- What is being asked -
The response should contain only those lines of the entries below that include the string "Wireless".

- Data for the task -
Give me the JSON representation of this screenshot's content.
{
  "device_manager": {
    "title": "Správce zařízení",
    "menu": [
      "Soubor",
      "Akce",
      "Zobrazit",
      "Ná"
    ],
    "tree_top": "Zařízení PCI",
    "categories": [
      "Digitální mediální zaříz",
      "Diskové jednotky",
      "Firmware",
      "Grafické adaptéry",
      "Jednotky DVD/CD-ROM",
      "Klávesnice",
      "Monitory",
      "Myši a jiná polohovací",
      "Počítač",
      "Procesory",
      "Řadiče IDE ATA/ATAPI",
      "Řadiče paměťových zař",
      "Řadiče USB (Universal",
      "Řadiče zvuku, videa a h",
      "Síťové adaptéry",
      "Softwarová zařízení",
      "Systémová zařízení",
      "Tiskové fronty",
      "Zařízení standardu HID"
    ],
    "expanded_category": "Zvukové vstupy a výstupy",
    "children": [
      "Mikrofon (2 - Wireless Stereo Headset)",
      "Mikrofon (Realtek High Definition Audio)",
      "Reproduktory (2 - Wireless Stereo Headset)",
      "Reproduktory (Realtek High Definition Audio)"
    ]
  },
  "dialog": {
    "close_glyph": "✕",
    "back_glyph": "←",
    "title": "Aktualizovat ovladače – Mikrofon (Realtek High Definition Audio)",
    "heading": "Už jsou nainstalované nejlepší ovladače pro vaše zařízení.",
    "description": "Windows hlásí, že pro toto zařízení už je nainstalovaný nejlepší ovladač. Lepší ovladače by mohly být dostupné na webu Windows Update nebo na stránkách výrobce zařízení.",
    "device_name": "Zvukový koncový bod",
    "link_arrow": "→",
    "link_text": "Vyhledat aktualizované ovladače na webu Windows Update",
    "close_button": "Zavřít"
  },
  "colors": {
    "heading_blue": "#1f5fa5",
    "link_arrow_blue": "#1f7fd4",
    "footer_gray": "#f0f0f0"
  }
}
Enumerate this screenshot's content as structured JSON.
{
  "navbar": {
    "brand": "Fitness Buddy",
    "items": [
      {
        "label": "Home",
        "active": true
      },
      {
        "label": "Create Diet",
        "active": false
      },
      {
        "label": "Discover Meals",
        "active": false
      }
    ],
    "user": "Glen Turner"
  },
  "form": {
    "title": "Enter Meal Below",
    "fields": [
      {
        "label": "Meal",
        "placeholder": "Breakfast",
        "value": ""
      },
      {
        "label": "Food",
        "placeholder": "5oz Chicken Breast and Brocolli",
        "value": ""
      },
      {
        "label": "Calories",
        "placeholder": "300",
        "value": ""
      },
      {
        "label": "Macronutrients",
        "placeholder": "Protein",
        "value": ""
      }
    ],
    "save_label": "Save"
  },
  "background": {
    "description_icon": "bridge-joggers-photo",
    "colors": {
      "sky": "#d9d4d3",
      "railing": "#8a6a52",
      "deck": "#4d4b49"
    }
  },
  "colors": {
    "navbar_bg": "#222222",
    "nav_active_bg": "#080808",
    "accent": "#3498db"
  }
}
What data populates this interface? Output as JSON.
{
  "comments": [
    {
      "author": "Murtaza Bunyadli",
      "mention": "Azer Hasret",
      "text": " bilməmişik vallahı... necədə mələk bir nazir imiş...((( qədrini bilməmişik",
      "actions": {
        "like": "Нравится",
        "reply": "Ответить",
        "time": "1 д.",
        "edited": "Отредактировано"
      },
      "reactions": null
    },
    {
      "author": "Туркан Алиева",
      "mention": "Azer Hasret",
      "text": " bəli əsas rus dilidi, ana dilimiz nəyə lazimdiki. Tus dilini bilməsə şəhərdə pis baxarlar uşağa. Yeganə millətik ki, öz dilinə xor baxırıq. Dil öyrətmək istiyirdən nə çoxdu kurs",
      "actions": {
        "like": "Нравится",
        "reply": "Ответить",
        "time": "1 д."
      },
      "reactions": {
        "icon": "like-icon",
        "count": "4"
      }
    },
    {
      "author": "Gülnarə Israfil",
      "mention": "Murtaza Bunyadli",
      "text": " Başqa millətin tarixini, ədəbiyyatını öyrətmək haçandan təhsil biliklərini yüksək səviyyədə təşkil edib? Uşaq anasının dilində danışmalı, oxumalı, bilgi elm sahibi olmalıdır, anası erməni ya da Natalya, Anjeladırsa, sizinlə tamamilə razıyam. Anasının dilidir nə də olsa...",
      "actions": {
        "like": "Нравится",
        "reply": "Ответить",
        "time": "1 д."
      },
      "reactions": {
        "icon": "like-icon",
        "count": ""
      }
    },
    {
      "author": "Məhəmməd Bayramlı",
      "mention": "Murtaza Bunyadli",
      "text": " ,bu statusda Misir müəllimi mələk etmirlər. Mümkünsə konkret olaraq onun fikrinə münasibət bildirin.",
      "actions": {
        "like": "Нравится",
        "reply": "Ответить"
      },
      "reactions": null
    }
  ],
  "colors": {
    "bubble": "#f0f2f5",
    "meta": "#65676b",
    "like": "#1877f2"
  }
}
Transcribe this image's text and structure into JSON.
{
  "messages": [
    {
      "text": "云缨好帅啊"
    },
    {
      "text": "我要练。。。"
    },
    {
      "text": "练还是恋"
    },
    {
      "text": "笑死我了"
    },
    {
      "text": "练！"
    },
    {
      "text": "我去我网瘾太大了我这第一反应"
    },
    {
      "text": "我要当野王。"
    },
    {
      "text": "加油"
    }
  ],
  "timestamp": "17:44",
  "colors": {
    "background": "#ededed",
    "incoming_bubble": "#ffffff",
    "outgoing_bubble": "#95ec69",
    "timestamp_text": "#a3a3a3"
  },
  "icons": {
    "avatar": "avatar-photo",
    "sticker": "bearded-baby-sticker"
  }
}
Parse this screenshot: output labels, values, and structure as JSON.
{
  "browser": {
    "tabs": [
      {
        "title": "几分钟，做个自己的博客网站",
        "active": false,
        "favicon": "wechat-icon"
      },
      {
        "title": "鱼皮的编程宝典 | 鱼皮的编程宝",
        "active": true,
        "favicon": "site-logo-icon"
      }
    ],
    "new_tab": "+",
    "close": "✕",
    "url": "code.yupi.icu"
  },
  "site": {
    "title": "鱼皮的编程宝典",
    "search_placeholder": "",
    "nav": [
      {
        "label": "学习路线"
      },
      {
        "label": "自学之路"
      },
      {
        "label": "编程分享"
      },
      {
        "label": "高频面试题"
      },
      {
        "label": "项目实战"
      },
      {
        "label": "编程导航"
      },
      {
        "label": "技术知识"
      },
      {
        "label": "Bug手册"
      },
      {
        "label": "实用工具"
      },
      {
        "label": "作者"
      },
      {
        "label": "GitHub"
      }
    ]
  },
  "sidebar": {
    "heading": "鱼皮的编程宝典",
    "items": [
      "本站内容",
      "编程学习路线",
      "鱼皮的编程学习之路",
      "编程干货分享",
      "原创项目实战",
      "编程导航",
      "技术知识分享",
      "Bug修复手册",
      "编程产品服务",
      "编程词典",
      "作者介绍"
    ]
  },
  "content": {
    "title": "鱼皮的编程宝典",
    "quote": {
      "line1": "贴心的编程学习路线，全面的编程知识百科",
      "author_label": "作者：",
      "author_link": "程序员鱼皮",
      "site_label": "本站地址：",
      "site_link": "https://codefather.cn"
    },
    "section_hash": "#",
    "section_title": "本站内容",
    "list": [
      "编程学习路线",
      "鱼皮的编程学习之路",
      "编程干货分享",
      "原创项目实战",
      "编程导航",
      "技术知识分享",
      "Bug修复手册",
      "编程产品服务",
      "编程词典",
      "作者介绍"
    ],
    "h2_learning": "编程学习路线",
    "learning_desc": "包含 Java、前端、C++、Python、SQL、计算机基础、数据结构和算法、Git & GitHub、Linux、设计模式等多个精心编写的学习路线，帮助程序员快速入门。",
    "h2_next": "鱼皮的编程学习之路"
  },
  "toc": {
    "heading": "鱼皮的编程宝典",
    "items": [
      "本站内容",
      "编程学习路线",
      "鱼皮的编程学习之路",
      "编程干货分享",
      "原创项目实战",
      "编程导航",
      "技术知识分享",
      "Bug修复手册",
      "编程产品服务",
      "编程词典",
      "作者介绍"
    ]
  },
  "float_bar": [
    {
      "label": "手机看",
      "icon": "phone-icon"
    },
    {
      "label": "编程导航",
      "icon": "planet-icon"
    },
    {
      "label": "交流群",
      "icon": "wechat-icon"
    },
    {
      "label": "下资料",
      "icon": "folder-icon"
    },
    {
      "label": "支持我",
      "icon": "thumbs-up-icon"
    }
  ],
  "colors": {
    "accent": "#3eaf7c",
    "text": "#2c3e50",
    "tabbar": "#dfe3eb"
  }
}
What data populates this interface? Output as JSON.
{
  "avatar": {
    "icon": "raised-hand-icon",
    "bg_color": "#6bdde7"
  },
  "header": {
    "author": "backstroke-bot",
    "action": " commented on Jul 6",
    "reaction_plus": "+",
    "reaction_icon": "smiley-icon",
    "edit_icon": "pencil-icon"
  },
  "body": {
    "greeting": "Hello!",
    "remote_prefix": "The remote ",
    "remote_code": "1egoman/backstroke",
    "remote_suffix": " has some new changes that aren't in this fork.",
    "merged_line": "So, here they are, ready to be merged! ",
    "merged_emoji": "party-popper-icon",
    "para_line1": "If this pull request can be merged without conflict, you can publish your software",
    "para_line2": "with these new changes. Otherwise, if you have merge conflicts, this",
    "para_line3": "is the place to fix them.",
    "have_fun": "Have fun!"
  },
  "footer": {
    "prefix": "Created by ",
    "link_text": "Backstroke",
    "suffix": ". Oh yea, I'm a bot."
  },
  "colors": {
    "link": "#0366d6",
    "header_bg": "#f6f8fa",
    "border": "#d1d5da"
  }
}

- Solution for this task -
      "Mikrofon (2 - Wireless Stereo Headset)",
      "Reproduktory (2 - Wireless Stereo Headset)",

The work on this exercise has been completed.